*** Opening Material to process ***

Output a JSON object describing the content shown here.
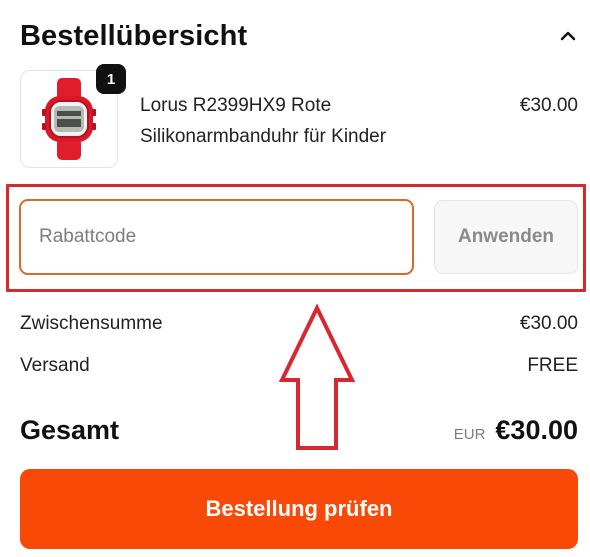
{
  "summary": {
    "title": "Bestellübersicht",
    "toggle_icon": "chevron-up-icon"
  },
  "product": {
    "image_icon": "red-kids-watch",
    "quantity": "1",
    "name": "Lorus R2399HX9 Rote Silikonarmbanduhr für Kinder",
    "price": "€30.00"
  },
  "discount": {
    "placeholder": "Rabattcode",
    "value": "",
    "apply_label": "Anwenden"
  },
  "totals": {
    "subtotal_label": "Zwischensumme",
    "subtotal_value": "€30.00",
    "shipping_label": "Versand",
    "shipping_value": "FREE",
    "total_label": "Gesamt",
    "total_currency": "EUR",
    "total_value": "€30.00"
  },
  "checkout": {
    "button_label": "Bestellung prüfen"
  },
  "annotation": {
    "highlight_icon": "red-outline-box",
    "arrow_icon": "red-up-arrow",
    "color": "#d7282f"
  },
  "colors": {
    "accent": "#f84a06",
    "input_border": "#d96a2b"
  }
}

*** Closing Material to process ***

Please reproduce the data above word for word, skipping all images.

Task response
Output a JSON object describing the content shown here.
{
  "summary": {
    "title": "Bestellübersicht",
    "toggle_icon": "chevron-up-icon"
  },
  "product": {
    "image_icon": "red-kids-watch",
    "quantity": "1",
    "name": "Lorus R2399HX9 Rote Silikonarmbanduhr für Kinder",
    "price": "€30.00"
  },
  "discount": {
    "placeholder": "Rabattcode",
    "value": "",
    "apply_label": "Anwenden"
  },
  "totals": {
    "subtotal_label": "Zwischensumme",
    "subtotal_value": "€30.00",
    "shipping_label": "Versand",
    "shipping_value": "FREE",
    "total_label": "Gesamt",
    "total_currency": "EUR",
    "total_value": "€30.00"
  },
  "checkout": {
    "button_label": "Bestellung prüfen"
  },
  "annotation": {
    "highlight_icon": "red-outline-box",
    "arrow_icon": "red-up-arrow",
    "color": "#d7282f"
  },
  "colors": {
    "accent": "#f84a06",
    "input_border": "#d96a2b"
  }
}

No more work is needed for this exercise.